### Task objective
Each entry below must be given again word for word, with no pictures.

### Listed entries

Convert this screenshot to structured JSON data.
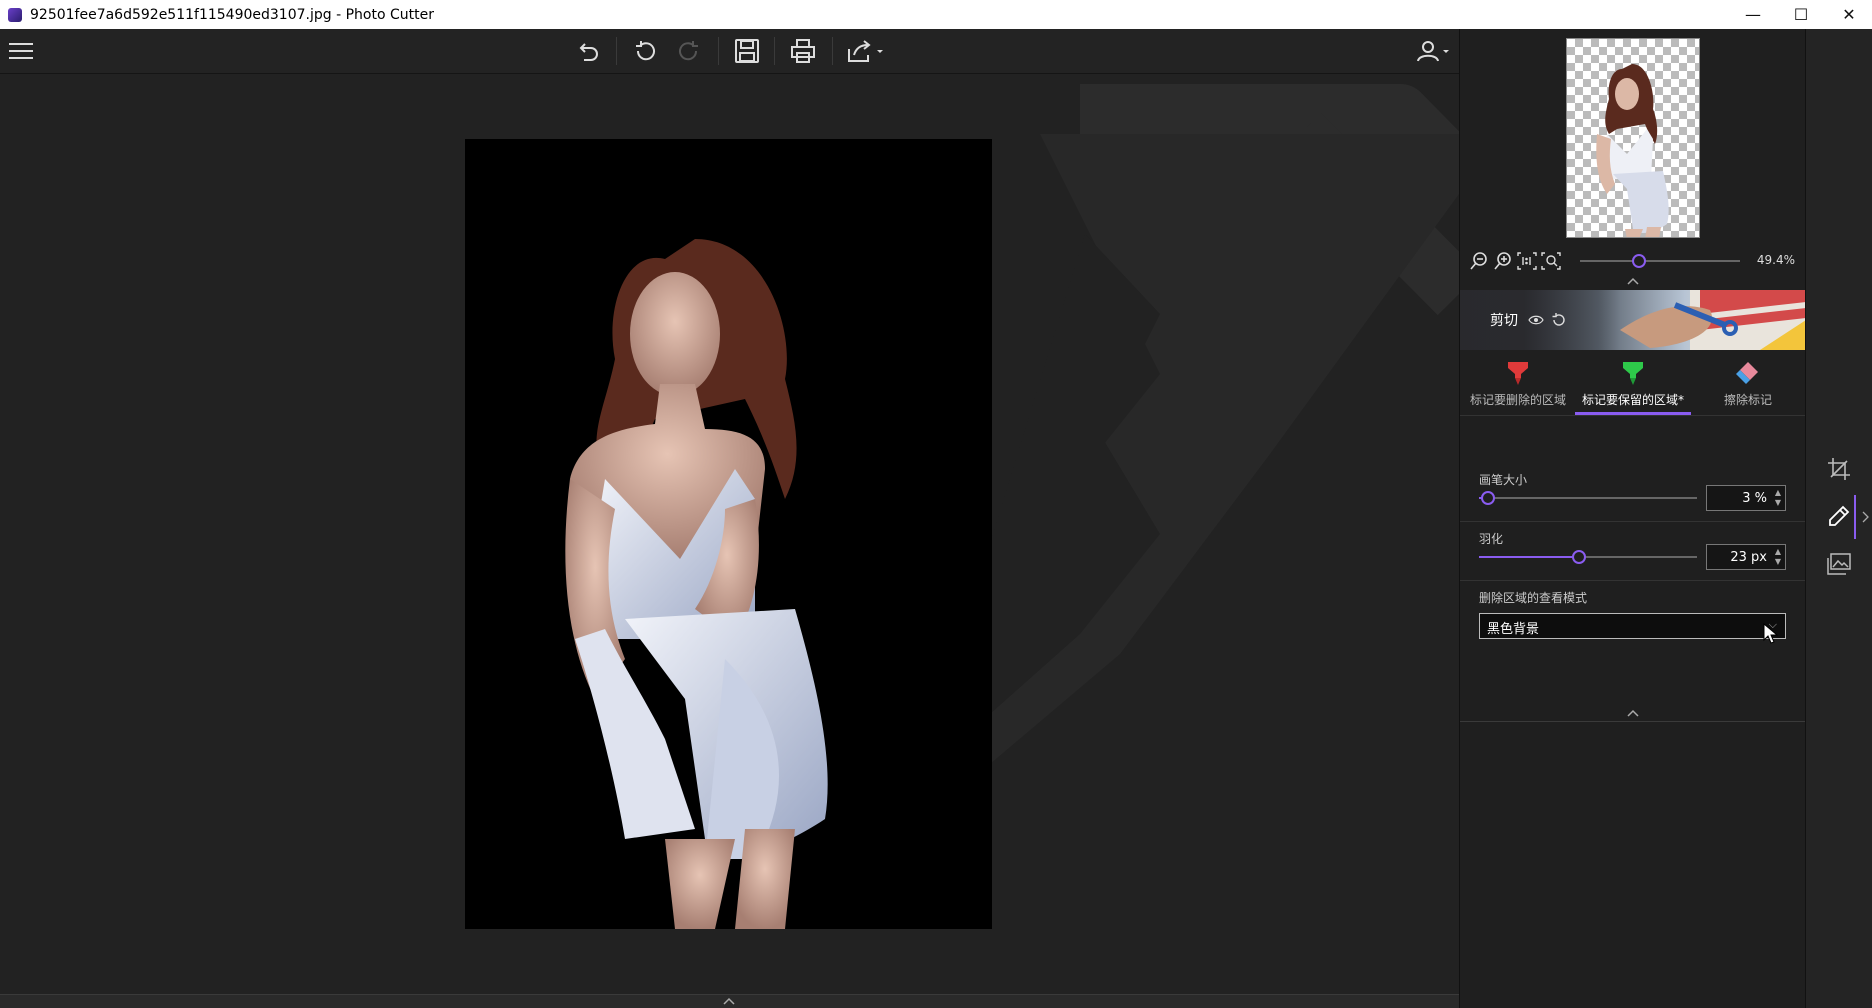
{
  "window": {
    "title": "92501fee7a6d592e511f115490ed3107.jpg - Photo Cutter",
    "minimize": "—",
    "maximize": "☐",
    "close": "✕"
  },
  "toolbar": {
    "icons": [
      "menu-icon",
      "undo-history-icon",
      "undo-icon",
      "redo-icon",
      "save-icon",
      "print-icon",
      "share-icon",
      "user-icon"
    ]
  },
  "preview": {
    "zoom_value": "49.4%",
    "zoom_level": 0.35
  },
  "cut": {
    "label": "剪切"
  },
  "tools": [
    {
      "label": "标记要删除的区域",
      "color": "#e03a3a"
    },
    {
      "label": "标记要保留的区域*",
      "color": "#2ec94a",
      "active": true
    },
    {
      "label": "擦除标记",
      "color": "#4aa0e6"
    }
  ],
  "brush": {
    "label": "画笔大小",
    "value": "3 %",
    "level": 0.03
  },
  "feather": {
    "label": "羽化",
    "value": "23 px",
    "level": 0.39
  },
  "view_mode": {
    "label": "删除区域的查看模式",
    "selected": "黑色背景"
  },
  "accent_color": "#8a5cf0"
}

### Response area
Convert this screenshot to structured JSON data.
{
  "window": {
    "title": "92501fee7a6d592e511f115490ed3107.jpg - Photo Cutter",
    "minimize": "—",
    "maximize": "☐",
    "close": "✕"
  },
  "toolbar": {
    "icons": [
      "menu-icon",
      "undo-history-icon",
      "undo-icon",
      "redo-icon",
      "save-icon",
      "print-icon",
      "share-icon",
      "user-icon"
    ]
  },
  "preview": {
    "zoom_value": "49.4%",
    "zoom_level": 0.35
  },
  "cut": {
    "label": "剪切"
  },
  "tools": [
    {
      "label": "标记要删除的区域",
      "color": "#e03a3a"
    },
    {
      "label": "标记要保留的区域*",
      "color": "#2ec94a",
      "active": true
    },
    {
      "label": "擦除标记",
      "color": "#4aa0e6"
    }
  ],
  "brush": {
    "label": "画笔大小",
    "value": "3 %",
    "level": 0.03
  },
  "feather": {
    "label": "羽化",
    "value": "23 px",
    "level": 0.39
  },
  "view_mode": {
    "label": "删除区域的查看模式",
    "selected": "黑色背景"
  },
  "accent_color": "#8a5cf0"
}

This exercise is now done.